Extracted records
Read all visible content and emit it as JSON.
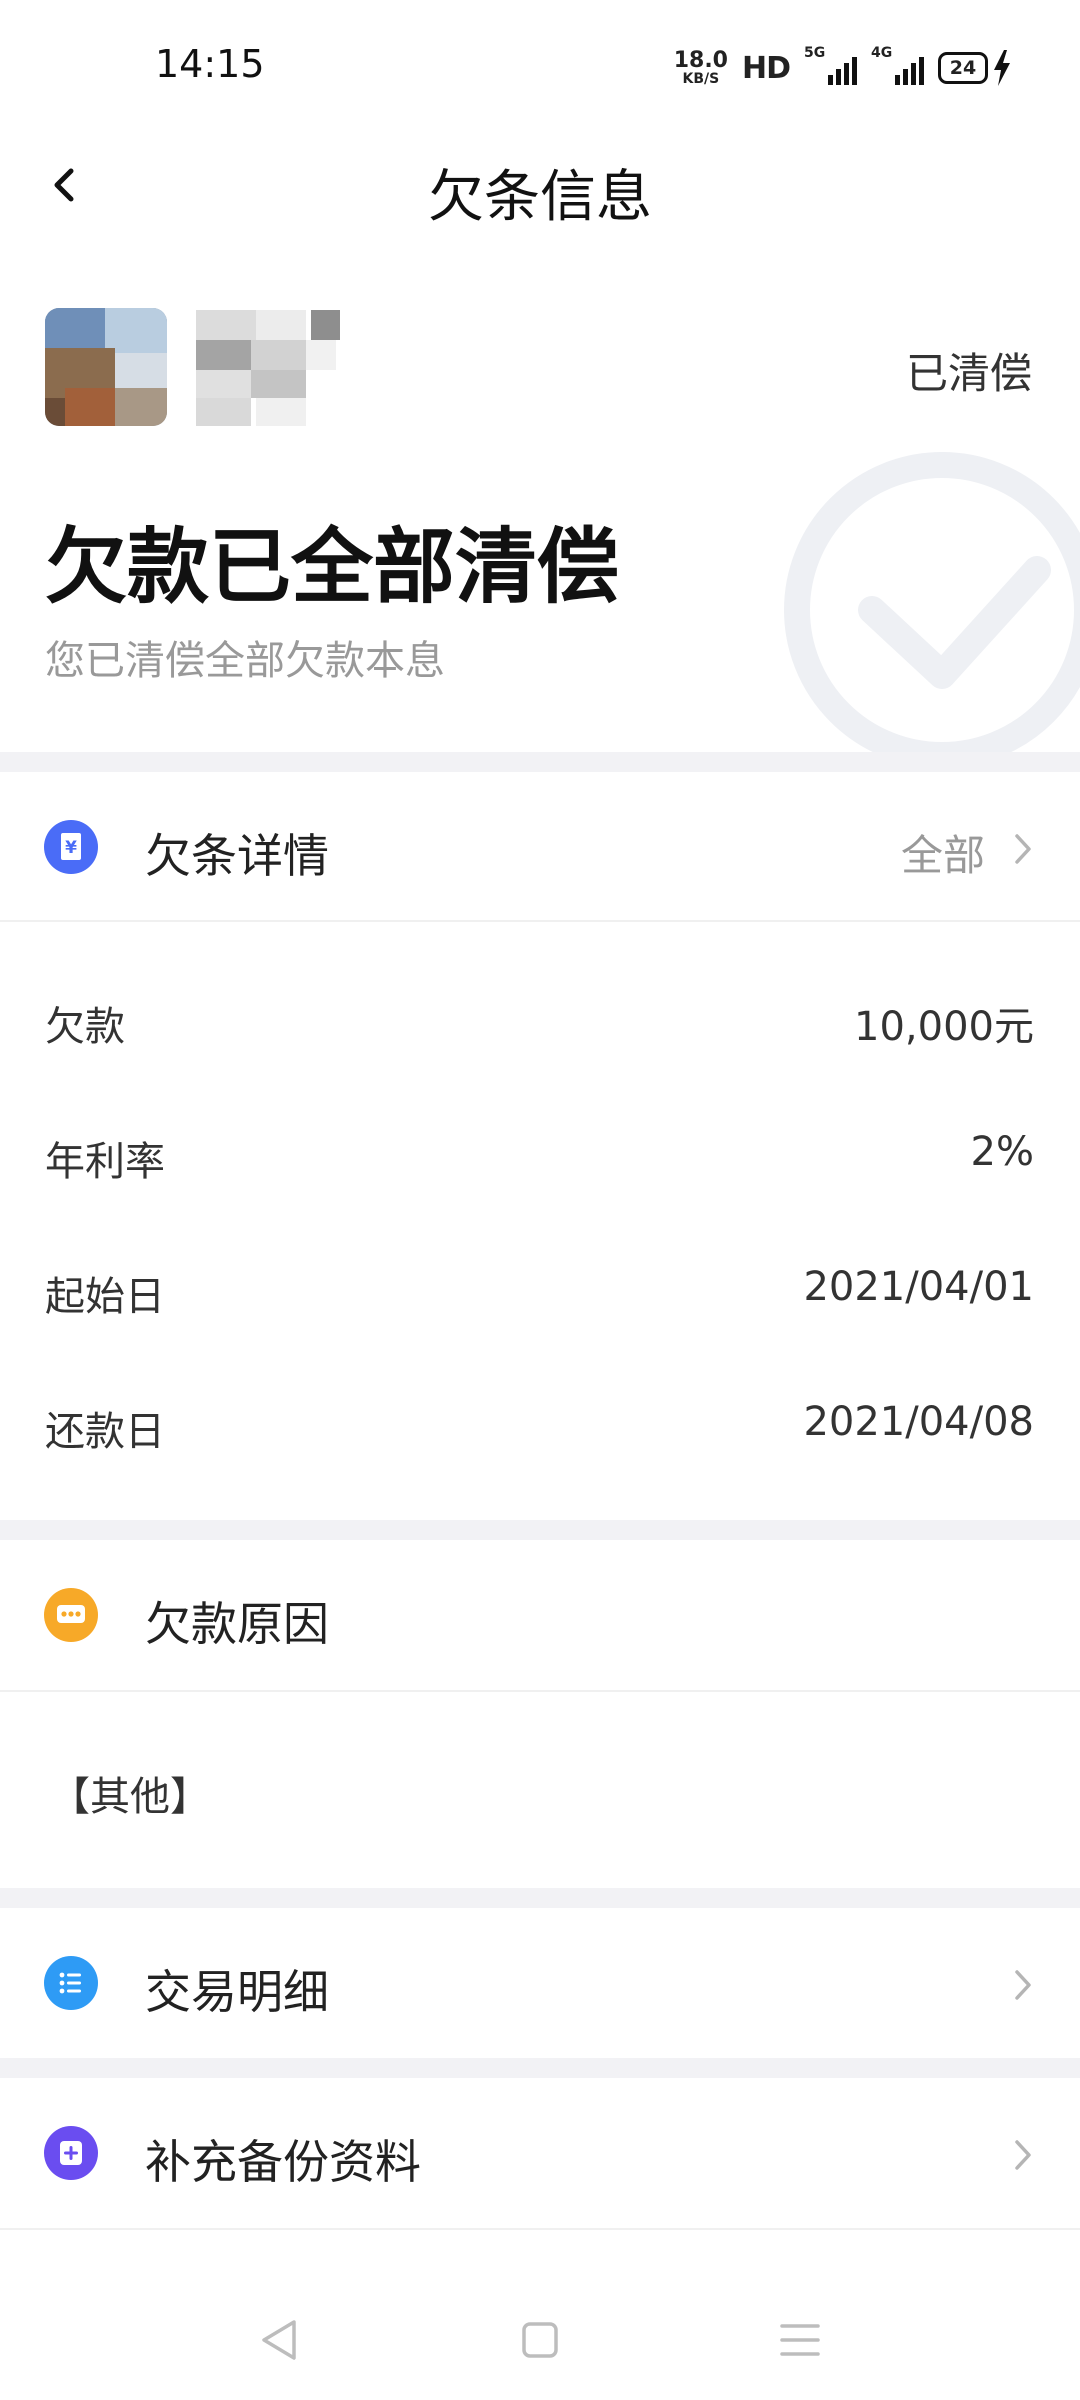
{
  "status_bar": {
    "time": "14:15",
    "net_speed_value": "18.0",
    "net_speed_unit": "KB/S",
    "hd_label": "HD",
    "signal_1_type": "5G",
    "signal_2_type": "4G",
    "battery_level": "24",
    "icons": [
      "signal-icon",
      "battery-icon",
      "charging-bolt-icon"
    ]
  },
  "header": {
    "title": "欠条信息",
    "back_icon": "back-arrow-icon"
  },
  "summary": {
    "status_tag": "已清偿",
    "title": "欠款已全部清偿",
    "subtitle": "您已清偿全部欠款本息",
    "watermark_icon": "check-circle-icon"
  },
  "details_section": {
    "label": "欠条详情",
    "right_link": "全部",
    "icon": "yen-receipt-icon",
    "icon_color": "#4a6cf7",
    "rows": [
      {
        "label": "欠款",
        "value": "10,000元"
      },
      {
        "label": "年利率",
        "value": "2%"
      },
      {
        "label": "起始日",
        "value": "2021/04/01"
      },
      {
        "label": "还款日",
        "value": "2021/04/08"
      }
    ]
  },
  "reason_section": {
    "label": "欠款原因",
    "icon": "chat-bubble-icon",
    "icon_color": "#f7a928",
    "text": "【其他】"
  },
  "transactions_section": {
    "label": "交易明细",
    "icon": "list-icon",
    "icon_color": "#2e9bf5"
  },
  "supplement_section": {
    "label": "补充备份资料",
    "icon": "plus-doc-icon",
    "icon_color": "#6a4df0"
  },
  "system_nav": {
    "icons": [
      "nav-back-icon",
      "nav-home-icon",
      "nav-menu-icon"
    ]
  }
}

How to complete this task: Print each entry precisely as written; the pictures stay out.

Written solution:
Read all visible content and emit it as JSON.
{
  "status_bar": {
    "time": "14:15",
    "net_speed_value": "18.0",
    "net_speed_unit": "KB/S",
    "hd_label": "HD",
    "signal_1_type": "5G",
    "signal_2_type": "4G",
    "battery_level": "24",
    "icons": [
      "signal-icon",
      "battery-icon",
      "charging-bolt-icon"
    ]
  },
  "header": {
    "title": "欠条信息",
    "back_icon": "back-arrow-icon"
  },
  "summary": {
    "status_tag": "已清偿",
    "title": "欠款已全部清偿",
    "subtitle": "您已清偿全部欠款本息",
    "watermark_icon": "check-circle-icon"
  },
  "details_section": {
    "label": "欠条详情",
    "right_link": "全部",
    "icon": "yen-receipt-icon",
    "icon_color": "#4a6cf7",
    "rows": [
      {
        "label": "欠款",
        "value": "10,000元"
      },
      {
        "label": "年利率",
        "value": "2%"
      },
      {
        "label": "起始日",
        "value": "2021/04/01"
      },
      {
        "label": "还款日",
        "value": "2021/04/08"
      }
    ]
  },
  "reason_section": {
    "label": "欠款原因",
    "icon": "chat-bubble-icon",
    "icon_color": "#f7a928",
    "text": "【其他】"
  },
  "transactions_section": {
    "label": "交易明细",
    "icon": "list-icon",
    "icon_color": "#2e9bf5"
  },
  "supplement_section": {
    "label": "补充备份资料",
    "icon": "plus-doc-icon",
    "icon_color": "#6a4df0"
  },
  "system_nav": {
    "icons": [
      "nav-back-icon",
      "nav-home-icon",
      "nav-menu-icon"
    ]
  }
}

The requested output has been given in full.